By midday, I'd offered my couch to two people. New York's firemen, EMTs, and cops were down there dealing, and I trusted them much more than anybody who might show up later to get people out. We have that self-sufficiency of island people everywhere, and we have historylike the last WTC bombing. New York chauvinism filled my heart. Every chain store closed down immediately. Instantly, neighborhoods were returned to their pre-Starbucks character. Local folks stayed open.
On the sidewalk, my neighbors were in their own "heightened state of alert." One rattled off the names of groups he wanted blown away. My cousin, visiting a few miles from the Pentagon, left a message that she was on an empty, eerie highway south. Military jets overhead.
Finally Irene Cabrera called. She and her husband, Derick Grant, and two children, Kaleo, three, and Lulu, 20 months, live in nearby Battery Park City.
"I got up, trying to get to work early. I heard the first plane, but I thought it was maybe trucks outside. Derick looked out the window and said the building was on fire. The phone started ringing. The second plane came so close I felt like I could touch it. We jumped to the floor, crawled with the babies into the bathroom. We knew it was just a matter of time before it would just come down. I saw bodies flying in the air, people jumping. I just thought, That can't be.
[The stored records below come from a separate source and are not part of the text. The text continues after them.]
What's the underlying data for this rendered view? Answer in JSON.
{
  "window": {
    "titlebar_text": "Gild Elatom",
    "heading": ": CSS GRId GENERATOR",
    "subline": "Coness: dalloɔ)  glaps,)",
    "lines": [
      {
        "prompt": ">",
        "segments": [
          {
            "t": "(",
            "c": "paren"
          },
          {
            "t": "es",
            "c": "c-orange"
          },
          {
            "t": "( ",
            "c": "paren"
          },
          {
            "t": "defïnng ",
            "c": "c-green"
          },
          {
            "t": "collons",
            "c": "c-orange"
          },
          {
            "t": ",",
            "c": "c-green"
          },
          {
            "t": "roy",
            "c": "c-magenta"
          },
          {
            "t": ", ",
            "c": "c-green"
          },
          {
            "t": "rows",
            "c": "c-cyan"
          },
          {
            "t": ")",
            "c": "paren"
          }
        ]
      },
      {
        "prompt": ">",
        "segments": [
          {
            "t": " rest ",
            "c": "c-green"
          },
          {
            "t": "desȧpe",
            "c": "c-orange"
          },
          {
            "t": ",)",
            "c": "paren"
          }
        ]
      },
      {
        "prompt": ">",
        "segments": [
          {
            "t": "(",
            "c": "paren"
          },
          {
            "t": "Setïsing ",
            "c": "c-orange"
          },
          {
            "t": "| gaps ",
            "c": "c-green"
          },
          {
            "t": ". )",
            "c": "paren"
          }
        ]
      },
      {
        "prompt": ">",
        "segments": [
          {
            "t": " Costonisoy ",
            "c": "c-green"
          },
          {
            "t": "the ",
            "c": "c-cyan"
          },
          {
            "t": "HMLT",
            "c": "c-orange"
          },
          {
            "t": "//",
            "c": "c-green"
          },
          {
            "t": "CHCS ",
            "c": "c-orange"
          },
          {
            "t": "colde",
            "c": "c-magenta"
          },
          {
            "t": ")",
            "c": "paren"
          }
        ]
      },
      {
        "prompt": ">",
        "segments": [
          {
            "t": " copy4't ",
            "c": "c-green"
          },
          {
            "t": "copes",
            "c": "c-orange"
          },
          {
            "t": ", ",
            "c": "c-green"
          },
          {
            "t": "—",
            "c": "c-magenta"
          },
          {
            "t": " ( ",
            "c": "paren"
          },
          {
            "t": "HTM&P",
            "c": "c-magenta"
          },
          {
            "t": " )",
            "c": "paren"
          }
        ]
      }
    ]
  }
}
"The first tower did go down. I knew this was part of something bigger. We decided to get out, and I just grabbed my wallet and a pair of baby shoes. When we got out in the street, it was covered with papers and shoes and flesh. I mean, we had to censor what we were saying to each other about what we saw because of the kids. We only got across the street." Then the second tower fell.
"We heard there were possible gas leaks and we had to go to the river. These great police officers helped us, carrying the kids so we could walk faster. We were put in a fisherman's boat, and we're in New Jersey. We landed in a construction site where there were people with food and juice and phones. I'm just grateful. I was there for the '93 bombing, and it wasn't as severe, of course, but mainly, I didn't have my kids then. This feels like I dreamt about it, but it doesn't stop."
In the late afternoon, just before the third building, number 7 WTC, collapsed, I went up to the roof to look downtown. After seeing the smoking hole in the skyline, I saw, on a nearby roof, two women sunbathing. In the elevator down I met two guys who had escaped the towers. They didn't know each other but live in the same building.
Memo from Kieron Devlin: Joel Craig Phillips, Kieron's roommate, was late for work. Phillips told Devlin: "When I looked up at the World Trade I saw these white things in the air. I thought, 'Oh, my God.' They were spread-eagle like birds. They were people jumping to their deaths. People were screaming and fainting. A black cloud of debris descended on us. I thought I was going to die.
"I heard a second explosion. I thought it was a bomb at the Stock Exchange. I ran to 40 Wall Street. Women in high heels were running faster than me. We were evacuated to a smoky hot basement. Out of the windows was just black smoke. Security told us to use our wet undershirts as masks. I got hysterics. I wanted out of that frigging building."